Calls for the prohibition of limited dual agency, or “double-ending,” began during the hot B.C. housing market of 2016-17 that saw complaints against a handful of Metro Vancouver agents.
Most complaints alleged a conflict of interest as agents profited from both sides of a transaction during a time of multiple offers and rapid price increases.
Since last June a real estate licensee can no longer act in an agency capacity for both parties in the same transaction. However, individual licensees from the same brokerage firm can act within a “sphere of confidentiality” as designated agents for both parties. Before entering a transactional relationship, licensees are required by law to disclose their agency relationship, both verbally and in writing using only RECBC disclosure forms, which are required for every transaction regardless of whether they have been consummated.
This has generated an increase in paperwork and time for agents.
Real estate agents still have concerns, however.
Under the new rules, for example, an agent may not be allowed to work with a client if he or she has confidential information from previous transactions or even social contact. This has proved cumbersome in smaller markets and in the commercial real estate field, where agents often deal with the same parties over a number of years.
In a January letter to B.C. Minister of Finance Carol James, BCREA CEO Darlene Hyde said there had been an increase in unrepresented consumers “who are now restricted when choosing the [real estate agent] they believe can best represent them, especially in small communities.”
The BCREA recommended that the minister allow consumers to sign a waiver that would allow the use of limited dual agency.

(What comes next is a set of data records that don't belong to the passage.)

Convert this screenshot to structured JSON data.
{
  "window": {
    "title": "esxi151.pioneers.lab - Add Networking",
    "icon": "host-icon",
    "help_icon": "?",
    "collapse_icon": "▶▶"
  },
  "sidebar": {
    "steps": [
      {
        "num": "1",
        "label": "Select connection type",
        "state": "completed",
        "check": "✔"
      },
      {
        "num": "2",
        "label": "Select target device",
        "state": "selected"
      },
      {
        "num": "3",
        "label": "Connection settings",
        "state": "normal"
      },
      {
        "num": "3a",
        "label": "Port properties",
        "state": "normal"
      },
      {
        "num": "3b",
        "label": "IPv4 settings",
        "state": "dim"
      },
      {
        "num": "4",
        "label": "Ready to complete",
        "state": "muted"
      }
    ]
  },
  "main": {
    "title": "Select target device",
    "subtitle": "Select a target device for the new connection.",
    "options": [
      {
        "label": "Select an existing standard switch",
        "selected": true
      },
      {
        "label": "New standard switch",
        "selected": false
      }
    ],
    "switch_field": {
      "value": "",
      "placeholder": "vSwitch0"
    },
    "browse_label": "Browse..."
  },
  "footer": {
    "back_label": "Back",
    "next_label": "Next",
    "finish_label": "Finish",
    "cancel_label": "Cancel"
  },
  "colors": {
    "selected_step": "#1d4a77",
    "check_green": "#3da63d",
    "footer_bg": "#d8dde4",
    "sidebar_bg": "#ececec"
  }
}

Given these new rules that we are working with, it is now more important than ever that potential clients find a Buyers Agent that will work solely on their behalf.